A dovish shift from the United States Federal Reserve, easing China-U.S. trade tensions and fading anxiety about global growth had helped buoy investors about the outlook for emerging markets, said the IIF, which tracks investor flows across capital markets.
Emerging markets have made a strong turnaround this year after a punishing 2018, with the MSCI Emerging Markets equity index up 9.2 percent so far this year.
“We expect flows to maintain a positive trend in coming months,” it said in the report. “While China has been driving much of the recent pick-up, we expect this pattern to broaden.”
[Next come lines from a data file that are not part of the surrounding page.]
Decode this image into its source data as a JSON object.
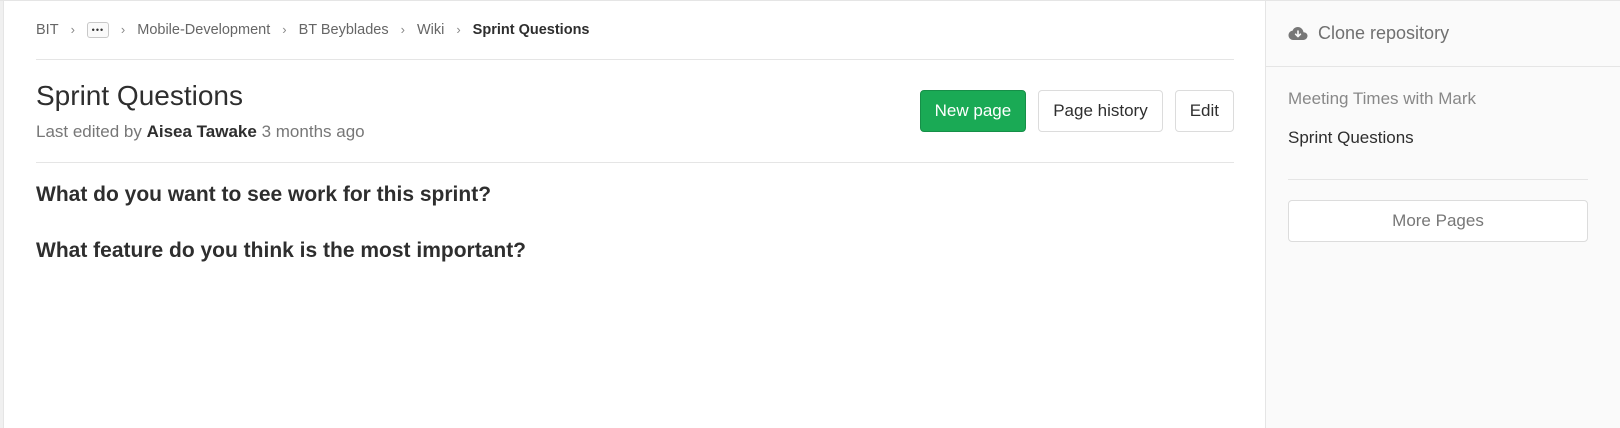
{
  "breadcrumb": {
    "items": [
      "BIT",
      "Mobile-Development",
      "BT Beyblades",
      "Wiki"
    ],
    "ellipsis": "•••",
    "current": "Sprint Questions"
  },
  "page": {
    "title": "Sprint Questions",
    "edited_prefix": "Last edited by",
    "author": "Aisea Tawake",
    "edited_time": "3 months ago"
  },
  "actions": {
    "new_page": "New page",
    "page_history": "Page history",
    "edit": "Edit"
  },
  "content": {
    "headings": [
      "What do you want to see work for this sprint?",
      "What feature do you think is the most important?"
    ]
  },
  "sidebar": {
    "clone_label": "Clone repository",
    "clone_icon": "cloud-download-icon",
    "pages": [
      {
        "label": "Meeting Times with Mark",
        "active": false
      },
      {
        "label": "Sprint Questions",
        "active": true
      }
    ],
    "more_pages": "More Pages"
  },
  "colors": {
    "primary": "#1aaa55",
    "sidebar_bg": "#fafafa",
    "border": "#e5e5e5"
  }
}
Debt issued by sovereigns and corporates from developing economies attracted $11.8 billion of the flows in February, with a significant portion going to Asia and Latin America.
A total of $13.8 billion went to emerging market equities, with China attracting $10.6 billion of that amount.
Investors in China were positioning themselves ahead of the decision on Thursday by global index provider MSCI to quadruple the weighting of Chinese mainland shares in its global benchmarks by November.
Reporting by Tom Arnold; Editing by Toby Chopra